Element data from apps and pages
◇ ◇ ◇ ◇ ◇

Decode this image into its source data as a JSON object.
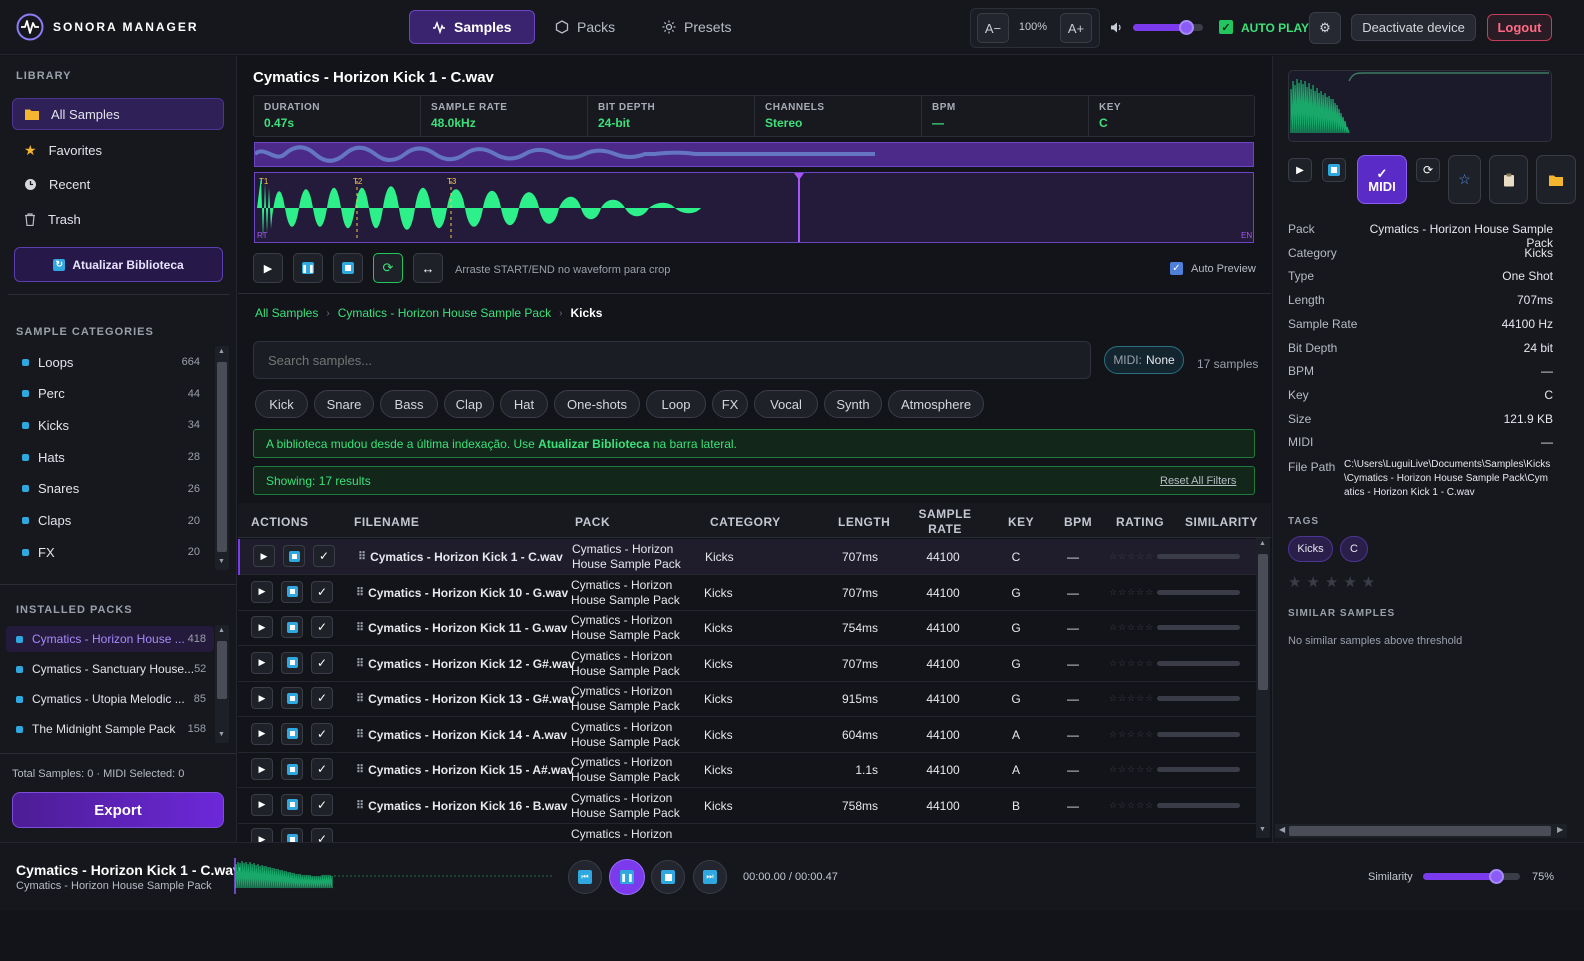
{
  "app": {
    "name": "SONORA MANAGER"
  },
  "nav": {
    "tabs": [
      {
        "label": "Samples"
      },
      {
        "label": "Packs"
      },
      {
        "label": "Presets"
      }
    ]
  },
  "zoom": {
    "decrease": "A−",
    "value": "100%",
    "increase": "A+"
  },
  "volume": {
    "level": 0.75
  },
  "autoplay": {
    "label": "AUTO PLAY",
    "checked": true
  },
  "account": {
    "deactivate": "Deactivate device",
    "logout": "Logout"
  },
  "sidebar": {
    "library_title": "LIBRARY",
    "library_items": [
      {
        "label": "All Samples",
        "icon": "folder-icon"
      },
      {
        "label": "Favorites",
        "icon": "star-icon"
      },
      {
        "label": "Recent",
        "icon": "clock-icon"
      },
      {
        "label": "Trash",
        "icon": "trash-icon"
      }
    ],
    "refresh_label": "Atualizar Biblioteca",
    "categories_title": "SAMPLE CATEGORIES",
    "categories": [
      {
        "label": "Loops",
        "count": "664"
      },
      {
        "label": "Perc",
        "count": "44"
      },
      {
        "label": "Kicks",
        "count": "34"
      },
      {
        "label": "Hats",
        "count": "28"
      },
      {
        "label": "Snares",
        "count": "26"
      },
      {
        "label": "Claps",
        "count": "20"
      },
      {
        "label": "FX",
        "count": "20"
      }
    ],
    "packs_title": "INSTALLED PACKS",
    "packs": [
      {
        "label": "Cymatics - Horizon House ...",
        "count": "418"
      },
      {
        "label": "Cymatics - Sanctuary House...",
        "count": "52"
      },
      {
        "label": "Cymatics - Utopia Melodic ...",
        "count": "85"
      },
      {
        "label": "The Midnight Sample Pack",
        "count": "158"
      }
    ],
    "totals": "Total Samples: 0 · MIDI Selected: 0",
    "export_label": "Export"
  },
  "preview": {
    "title": "Cymatics - Horizon Kick 1 - C.wav",
    "metrics": [
      {
        "label": "DURATION",
        "value": "0.47s"
      },
      {
        "label": "SAMPLE RATE",
        "value": "48.0kHz"
      },
      {
        "label": "BIT DEPTH",
        "value": "24-bit"
      },
      {
        "label": "CHANNELS",
        "value": "Stereo"
      },
      {
        "label": "BPM",
        "value": "—"
      },
      {
        "label": "KEY",
        "value": "C"
      }
    ],
    "markers": [
      "T1",
      "T2",
      "T3"
    ],
    "start_label": "RT",
    "end_label": "EN",
    "crop_hint": "Arraste START/END no waveform para crop",
    "auto_preview_label": "Auto Preview"
  },
  "breadcrumb": [
    "All Samples",
    "Cymatics - Horizon House Sample Pack",
    "Kicks"
  ],
  "search": {
    "placeholder": "Search samples...",
    "midi_label": "MIDI:",
    "midi_value": "None",
    "count": "17 samples"
  },
  "filters": [
    "Kick",
    "Snare",
    "Bass",
    "Clap",
    "Hat",
    "One-shots",
    "Loop",
    "FX",
    "Vocal",
    "Synth",
    "Atmosphere"
  ],
  "notice": {
    "before": "A biblioteca mudou desde a última indexação. Use ",
    "link": "Atualizar Biblioteca",
    "after": " na barra lateral."
  },
  "results": {
    "showing": "Showing: 17 results",
    "reset": "Reset All Filters"
  },
  "table": {
    "headers": [
      "ACTIONS",
      "FILENAME",
      "PACK",
      "CATEGORY",
      "LENGTH",
      "SAMPLE RATE",
      "KEY",
      "BPM",
      "RATING",
      "SIMILARITY"
    ],
    "rows": [
      {
        "file": "Cymatics - Horizon Kick 1 - C.wav",
        "pack": "Cymatics - Horizon House Sample Pack",
        "category": "Kicks",
        "length": "707ms",
        "rate": "44100",
        "key": "C",
        "bpm": "—",
        "rating": "☆☆☆☆☆"
      },
      {
        "file": "Cymatics - Horizon Kick 10 - G.wav",
        "pack": "Cymatics - Horizon House Sample Pack",
        "category": "Kicks",
        "length": "707ms",
        "rate": "44100",
        "key": "G",
        "bpm": "—",
        "rating": "☆☆☆☆☆"
      },
      {
        "file": "Cymatics - Horizon Kick 11 - G.wav",
        "pack": "Cymatics - Horizon House Sample Pack",
        "category": "Kicks",
        "length": "754ms",
        "rate": "44100",
        "key": "G",
        "bpm": "—",
        "rating": "☆☆☆☆☆"
      },
      {
        "file": "Cymatics - Horizon Kick 12 - G#.wav",
        "pack": "Cymatics - Horizon House Sample Pack",
        "category": "Kicks",
        "length": "707ms",
        "rate": "44100",
        "key": "G",
        "bpm": "—",
        "rating": "☆☆☆☆☆"
      },
      {
        "file": "Cymatics - Horizon Kick 13 - G#.wav",
        "pack": "Cymatics - Horizon House Sample Pack",
        "category": "Kicks",
        "length": "915ms",
        "rate": "44100",
        "key": "G",
        "bpm": "—",
        "rating": "☆☆☆☆☆"
      },
      {
        "file": "Cymatics - Horizon Kick 14 - A.wav",
        "pack": "Cymatics - Horizon House Sample Pack",
        "category": "Kicks",
        "length": "604ms",
        "rate": "44100",
        "key": "A",
        "bpm": "—",
        "rating": "☆☆☆☆☆"
      },
      {
        "file": "Cymatics - Horizon Kick 15 - A#.wav",
        "pack": "Cymatics - Horizon House Sample Pack",
        "category": "Kicks",
        "length": "1.1s",
        "rate": "44100",
        "key": "A",
        "bpm": "—",
        "rating": "☆☆☆☆☆"
      },
      {
        "file": "Cymatics - Horizon Kick 16 - B.wav",
        "pack": "Cymatics - Horizon House Sample Pack",
        "category": "Kicks",
        "length": "758ms",
        "rate": "44100",
        "key": "B",
        "bpm": "—",
        "rating": "☆☆☆☆☆"
      }
    ],
    "partial_row": {
      "pack": "Cymatics - Horizon"
    }
  },
  "details": {
    "midi_label": "MIDI",
    "fields": [
      {
        "label": "Pack",
        "value": "Cymatics - Horizon House Sample Pack"
      },
      {
        "label": "Category",
        "value": "Kicks"
      },
      {
        "label": "Type",
        "value": "One Shot"
      },
      {
        "label": "Length",
        "value": "707ms"
      },
      {
        "label": "Sample Rate",
        "value": "44100 Hz"
      },
      {
        "label": "Bit Depth",
        "value": "24 bit"
      },
      {
        "label": "BPM",
        "value": "—"
      },
      {
        "label": "Key",
        "value": "C"
      },
      {
        "label": "Size",
        "value": "121.9 KB"
      },
      {
        "label": "MIDI",
        "value": "—"
      }
    ],
    "file_path_label": "File Path",
    "file_path": "C:\\Users\\LuguiLive\\Documents\\Samples\\Kicks\\Cymatics - Horizon House Sample Pack\\Cymatics - Horizon Kick 1 - C.wav",
    "tags_title": "TAGS",
    "tags": [
      "Kicks",
      "C"
    ],
    "rating": "★★★★★",
    "similar_title": "SIMILAR SAMPLES",
    "similar_empty": "No similar samples above threshold"
  },
  "player": {
    "title": "Cymatics - Horizon Kick 1 - C.wav",
    "subtitle": "Cymatics - Horizon House Sample Pack",
    "time": "00:00.00 / 00:00.47",
    "similarity_label": "Similarity",
    "similarity_value": "75%",
    "similarity_level": 0.75
  },
  "colors": {
    "accent": "#7c3aed",
    "green": "#3de07a",
    "cyan": "#2fa8e0",
    "danger": "#ff6b86"
  }
}
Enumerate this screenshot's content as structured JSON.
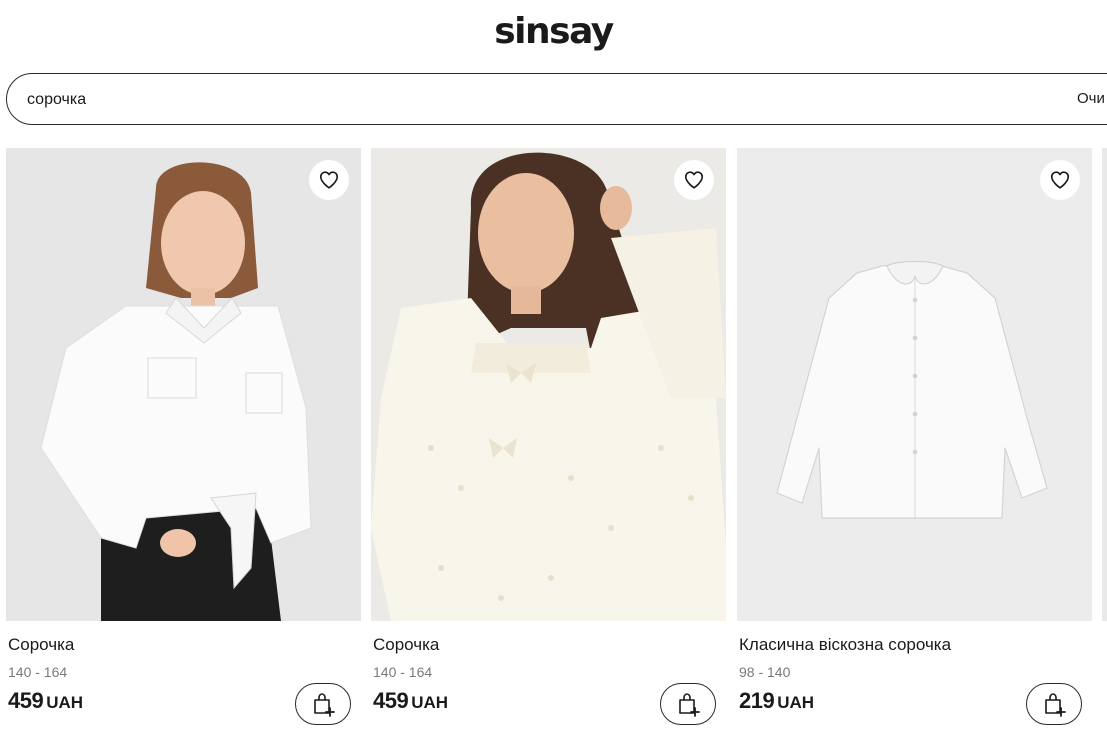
{
  "header": {
    "logo": "sinsay"
  },
  "search": {
    "value": "сорочка",
    "clear_label": "Очи"
  },
  "products": [
    {
      "name": "Сорочка",
      "sizes": "140 - 164",
      "price": "459",
      "currency": "UAH",
      "image_bg": "#e6e6e7"
    },
    {
      "name": "Сорочка",
      "sizes": "140 - 164",
      "price": "459",
      "currency": "UAH",
      "image_bg": "#eceae6"
    },
    {
      "name": "Класична віскозна сорочка",
      "sizes": "98 - 140",
      "price": "219",
      "currency": "UAH",
      "image_bg": "#ececec"
    }
  ],
  "icons": {
    "favorite": "heart-icon",
    "add_to_cart": "shopping-bag-plus-icon"
  }
}
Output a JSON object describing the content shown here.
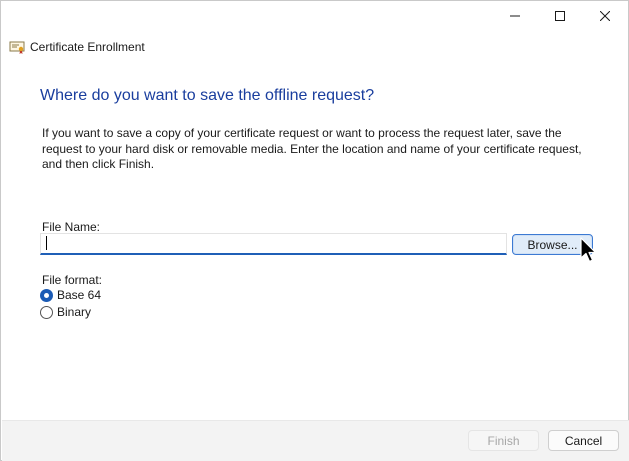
{
  "window": {
    "title": "Certificate Enrollment",
    "controls": {
      "minimize": "minimize-icon",
      "maximize": "maximize-icon",
      "close": "close-icon"
    }
  },
  "page": {
    "heading": "Where do you want to save the offline request?",
    "description": "If you want to save a copy of your certificate request or want to process the request later, save the request to your hard disk or removable media. Enter the location and name of your certificate request, and then click Finish."
  },
  "file": {
    "label": "File Name:",
    "value": "",
    "browse_label": "Browse..."
  },
  "format": {
    "label": "File format:",
    "options": [
      {
        "label": "Base 64",
        "selected": true
      },
      {
        "label": "Binary",
        "selected": false
      }
    ]
  },
  "footer": {
    "finish_label": "Finish",
    "finish_enabled": false,
    "cancel_label": "Cancel"
  },
  "colors": {
    "heading": "#1a3e9e",
    "accent": "#1b5bb5",
    "footer_bg": "#f3f3f3"
  }
}
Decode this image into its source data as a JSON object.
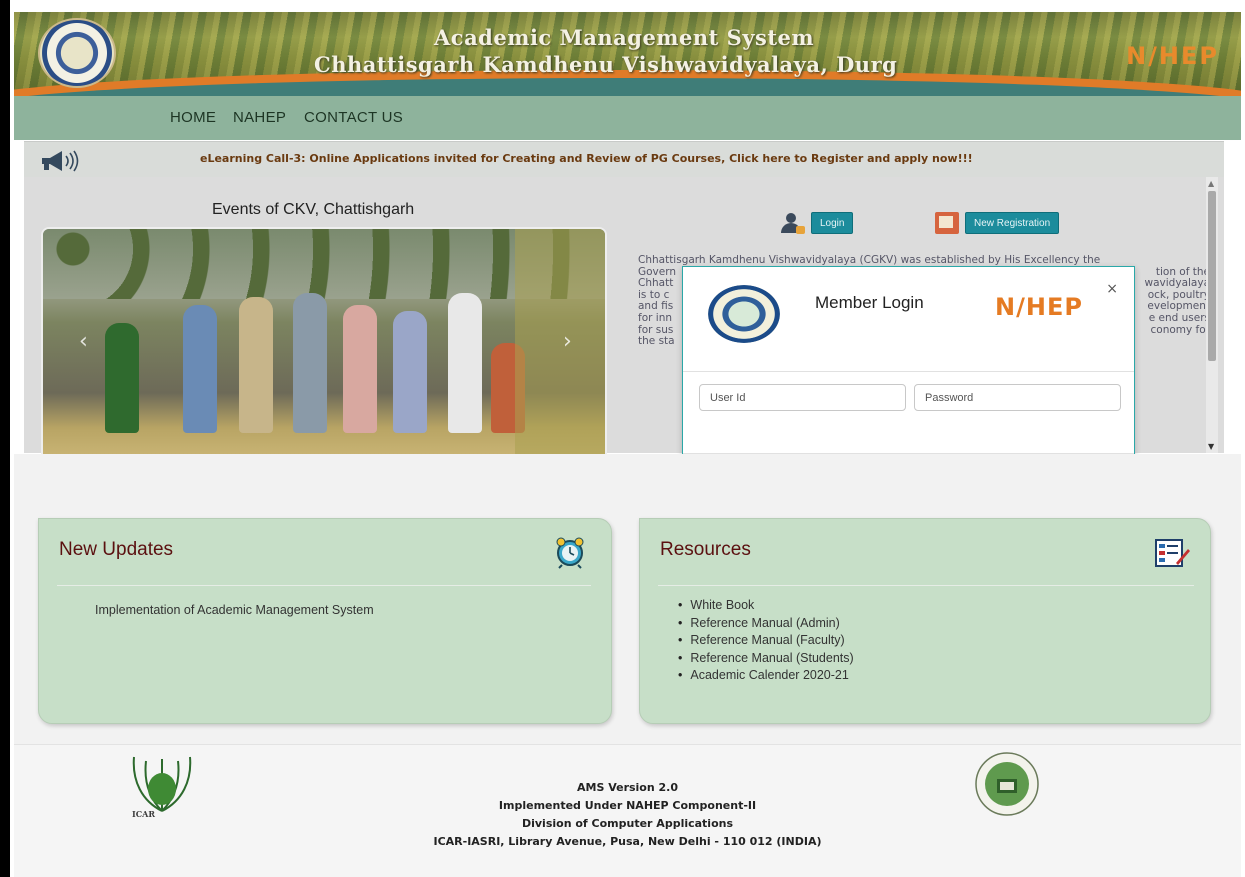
{
  "header": {
    "app_title": "Academic Management System",
    "university": "Chhattisgarh Kamdhenu Vishwavidyalaya, Durg",
    "nahep_logo": "N/HEP",
    "logo_icon": "university-seal-logo"
  },
  "nav": {
    "items": [
      "HOME",
      "NAHEP",
      "CONTACT US"
    ]
  },
  "ticker": {
    "icon": "megaphone-icon",
    "text": "eLearning Call-3: Online Applications invited for Creating and Review of PG Courses, Click here to Register and apply now!!!"
  },
  "main": {
    "events_title": "Events of CKV, Chattishgarh",
    "carousel": {
      "prev": "‹",
      "next": "›"
    },
    "login_label": "Login",
    "new_registration_label": "New Registration",
    "about_lines": [
      "Chhattisgarh Kamdhenu Vishwavidyalaya (CGKV) was established by His Excellency the",
      "Govern",
      "Chhatt",
      "is to c",
      "and fis",
      "for inn",
      "for sus",
      "the sta"
    ],
    "about_right": [
      "tion of the",
      "wavidyalaya",
      "ock, poultry",
      "evelopment",
      "e end users",
      "conomy for"
    ]
  },
  "modal": {
    "title": "Member Login",
    "nahep_logo": "N/HEP",
    "close": "×",
    "userid_placeholder": "User Id",
    "password_placeholder": "Password"
  },
  "updates": {
    "title": "New Updates",
    "icon": "alarm-clock-icon",
    "items": [
      "Implementation of Academic Management System"
    ]
  },
  "resources": {
    "title": "Resources",
    "icon": "document-edit-icon",
    "items": [
      "White Book",
      "Reference Manual (Admin)",
      "Reference Manual (Faculty)",
      "Reference Manual (Students)",
      "Academic Calender 2020-21"
    ]
  },
  "footer": {
    "icar_label": "ICAR",
    "lines": [
      "AMS Version 2.0",
      "Implemented Under NAHEP Component-II",
      "Division of Computer Applications",
      "ICAR-IASRI, Library Avenue, Pusa, New Delhi - 110 012 (INDIA)"
    ]
  },
  "colors": {
    "nav_bg": "#8eb39c",
    "card_bg": "#c7dfc8",
    "card_title": "#5b1010",
    "ticker_text": "#6a3a10",
    "button_teal": "#1c8c9c",
    "nahep_orange": "#e57b23"
  }
}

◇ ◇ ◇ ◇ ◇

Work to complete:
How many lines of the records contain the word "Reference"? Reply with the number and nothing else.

Response:
3